Antimicrobial susceptibility of pathogens isolated from more than 10,000 patients with infectious respiratory diseases: a 25-year longitudinal study

J Infect Chemother. 2009 Dec;15(6):347-60. doi: 10.1007/s10156-009-0719-3.


The Study Group on Antimicrobial Susceptibility of Pathogens Isolated from Respiratory Infections was established in 1981 in Japan to elucidate trends in such susceptibilities in patients with infectious respiratory diseases; the Group has conducted nationwide research in collaboration with 21 medical institutions. Examination of more than 10,000 patients by 2005 allowed a summary of study findings. Streptococcus pneumoniae started to become resistant to penicillin G in the 1990s, and the isolation rate of penicillin-intermediate and penicillin-resistant S. pneumoniae (PISP + PRSP) reached almost 60% in 2001. The proportion of PRSP also increased, reaching 19.4%. Thereafter, the rate of PISP + PRSP decreased somewhat to the mid-30% range. Macrolide resistance was also observed; in 2005, the prevalence of strains highly susceptible to erythromycin with MICs <or= 0.06 microg/ml had decreased to 15.5%, whereas the proportion of highly resistant strains with MICs >or= 128 microg/ml exceeded 40%. Among Staphylococcus aureus isolates, the proportion of methicillin-resistant S. aureus (MRSA) strains began to increase rapidly in 1986 and constituted around 60% of all S. aureus strains identified in 1990 and in the following years. In 1993, the prevalence of ampicillin-resistant isolates of Haemophilus influenzae had increased remarkably, presumably related to the outbreak of beta-lactamase-negative ampicillin-resistant (BLNAR) H. influenzae strains, and the proportion of these strains among the isolates surpassed 30% in 2002 and thereafter. For Klebsiella pneumoniae, the antimicrobial activity of first- to fourth-generation cephems improved with each generation. The MIC distribution patterns of Pseudomonas aeruginosa shifted towards higher MICs when compared with the MICs for other pathogens. Broad patterns with no distinct peaks reflected the difficulty in treating P. aeruginosa infection. Regarding Moraxella catarrhalis, beta-lactamase-producing strains already constituted a majority of the isolates in 1990, and the proportion of strains highly susceptible to ampicillin, with MICs <or= 0.06 microg/ml, was less than 10% at that time.
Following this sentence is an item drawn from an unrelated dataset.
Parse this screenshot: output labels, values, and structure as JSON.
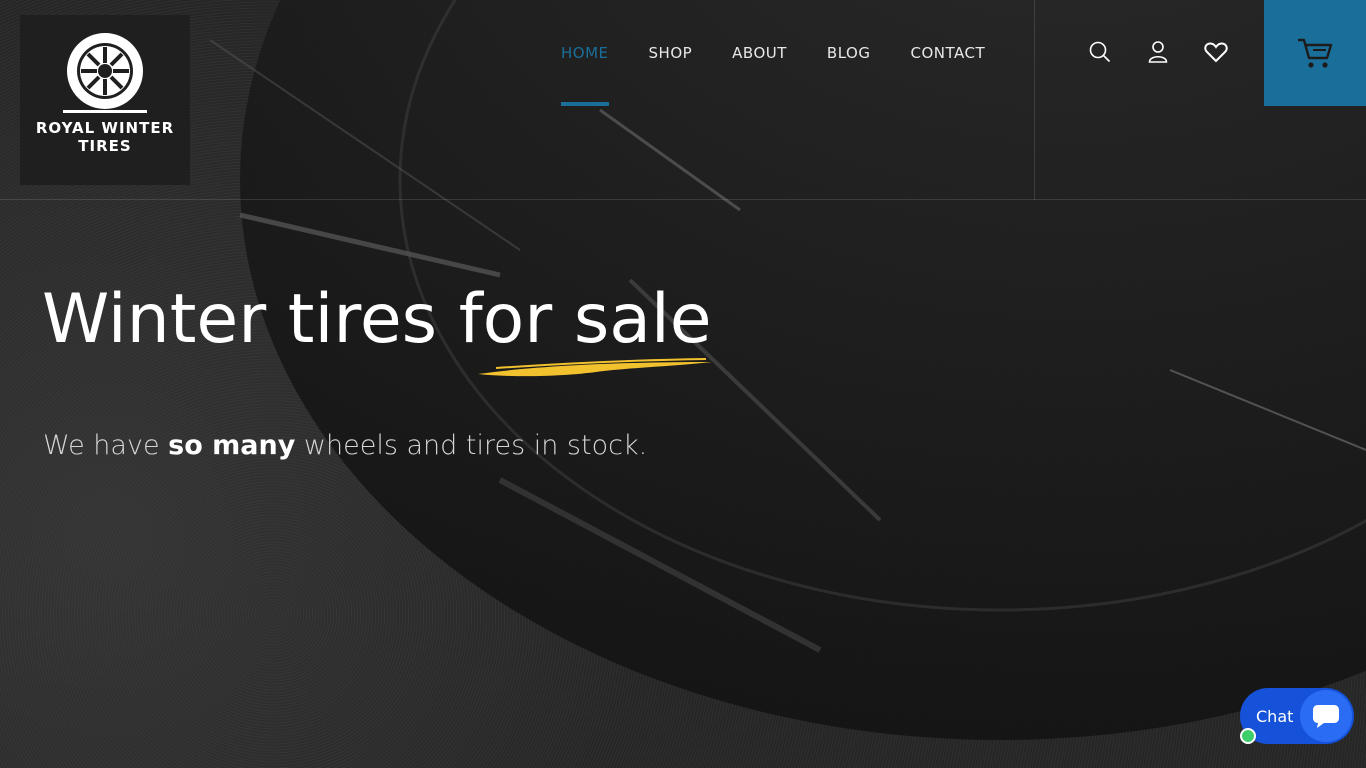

Publication types

  • Research Support, Non-U.S. Gov't
  • Review

MeSH terms

  • Anti-Bacterial Agents / pharmacology*
  • Anti-Bacterial Agents / therapeutic use
  • Bacterial Infections / drug therapy
  • Bacterial Infections / microbiology
  • Drug Resistance, Bacterial
  • Gram-Negative Bacteria / drug effects*
  • Gram-Negative Bacteria / isolation & purification
  • Gram-Positive Bacteria / drug effects*
  • Gram-Positive Bacteria / isolation & purification
  • Humans
  • Longitudinal Studies
  • Microbial Sensitivity Tests
  • Respiratory Tract Infections / drug therapy
  • Respiratory Tract Infections / microbiology*


  • Anti-Bacterial Agents